FROM TALLAHASSEE TO YOU
Florida Department of Elder Affairs
Message from Secretary Richard Prudom
November 11 marks Veterans Day across our great nation. Floridians have a rich history of military service, and our state is one of the most military and veteran friendly in the U.S. There are more than 1.5 million veterans living in Florida – the third largest veteran population in the country!
Nearly 52 percent of Florida’s veterans are over the age of 65, and they have served in World War II, the Korean War, the Vietnam-era, the Gulf War, and post-9/11 – the War Against Terrorism.
Florida veterans have a wealth of knowledge and experience to share with younger generations. Stories of service may find a venue in print, on television, or through special programs that host dialogues among veterans, adults, and youth. When an intergenerational exchange of ideas does happen, participants often express feeling a deeper connection with some of the people involved. If the right opportunity does present itself, I hope stories may indeed be shared.
Truly, the dedication and selflessness of our veterans is unmatched. Service men and women stepped forward to defend freedom and the principles of America when needed. While Veterans Day is just one day, it stands to symbolize commitment and service to country. Veterans Day allows us to honor those who gave us the freedoms we enjoy all year.
November also celebrates Family Caregivers Month. In 2017, 2.9 million caregivers in Florida provided unpaid care to adults over the age of 50 with an estimated economic impact of $31 billion.

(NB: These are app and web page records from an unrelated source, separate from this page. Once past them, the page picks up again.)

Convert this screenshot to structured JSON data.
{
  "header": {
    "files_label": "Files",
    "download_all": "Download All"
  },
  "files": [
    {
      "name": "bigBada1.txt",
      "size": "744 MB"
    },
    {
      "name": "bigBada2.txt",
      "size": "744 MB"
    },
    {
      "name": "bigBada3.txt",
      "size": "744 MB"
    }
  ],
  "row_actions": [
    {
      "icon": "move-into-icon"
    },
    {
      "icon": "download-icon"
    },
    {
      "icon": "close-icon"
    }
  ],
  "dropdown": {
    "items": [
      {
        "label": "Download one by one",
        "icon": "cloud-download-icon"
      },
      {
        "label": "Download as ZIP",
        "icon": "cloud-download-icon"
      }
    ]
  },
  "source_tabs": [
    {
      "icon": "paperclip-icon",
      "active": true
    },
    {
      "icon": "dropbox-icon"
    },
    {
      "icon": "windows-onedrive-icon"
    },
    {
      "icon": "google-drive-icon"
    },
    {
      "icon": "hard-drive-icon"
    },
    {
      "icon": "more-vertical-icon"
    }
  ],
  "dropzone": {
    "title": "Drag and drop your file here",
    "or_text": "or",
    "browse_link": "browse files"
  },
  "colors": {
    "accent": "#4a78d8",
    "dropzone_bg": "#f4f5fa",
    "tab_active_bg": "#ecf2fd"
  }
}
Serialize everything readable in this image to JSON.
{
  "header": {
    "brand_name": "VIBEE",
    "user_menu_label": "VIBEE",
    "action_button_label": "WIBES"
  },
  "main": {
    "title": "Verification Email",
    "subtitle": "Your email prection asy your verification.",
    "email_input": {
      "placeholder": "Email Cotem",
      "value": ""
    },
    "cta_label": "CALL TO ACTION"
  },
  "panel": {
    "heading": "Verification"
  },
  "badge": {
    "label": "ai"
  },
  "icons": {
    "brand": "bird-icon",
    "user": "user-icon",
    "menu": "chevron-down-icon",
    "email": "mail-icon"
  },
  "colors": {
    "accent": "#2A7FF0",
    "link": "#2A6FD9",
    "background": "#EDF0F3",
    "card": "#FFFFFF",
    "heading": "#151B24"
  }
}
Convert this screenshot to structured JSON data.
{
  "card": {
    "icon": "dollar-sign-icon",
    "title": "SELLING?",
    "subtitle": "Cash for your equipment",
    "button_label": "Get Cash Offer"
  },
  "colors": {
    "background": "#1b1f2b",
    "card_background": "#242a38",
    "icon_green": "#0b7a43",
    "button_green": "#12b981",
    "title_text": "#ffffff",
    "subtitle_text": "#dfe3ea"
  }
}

However, the provision of that care can have adverse consequences for caregivers’ well-being, particularly for those caring for people living with dementia. In 2019, the average caregiver provided 78 hours of care in a given week, and 23 percent of caregivers provided around-the-clock care.2 Family members and other informal caregivers are the largest sources of support for older adults in this country, but changes in family structure and social roles may affect that support.
DOEA’s Livable Florida program, offered in partnership with AARP, helps create an Age-Friendly Community that can offer necessary resources and support to family caregivers as the new demographic of family caregiver is emerging. Age-Friendly Communities represent spaces that are safe and secure, have affordable and appropriate housing, offer good transportation options, and maintain supportive community features and services.
Key trends in family caregiving include the increasing diversity of family caregivers; the greater complexity of care needs; the large numbers of employed family caregivers balancing paid work, caregiving responsibilities, and the employment-related and out-of-pocket costs of care; and a growing care gap between the demand for and supply of family caregivers.
The leadership from Governor DeSantis has been remarkable as he works to support DOEA initiatives and ensure all Floridians have support and access to important services, including respite services for caregivers. Additionally, First Lady Casey DeSantis has strengthened mental health programs through her Hope for Healing initiative. In a recent campaign titled “Talk It Out Florida,” Governor DeSantis and DOEA encouraged older adults to seek help if distress impacts activities of daily life for several days or weeks. This campaign also provided mental health resources to encourage citizens to Talk It Out, including DOEA’s Elder Helpline at 1-800-963-5337.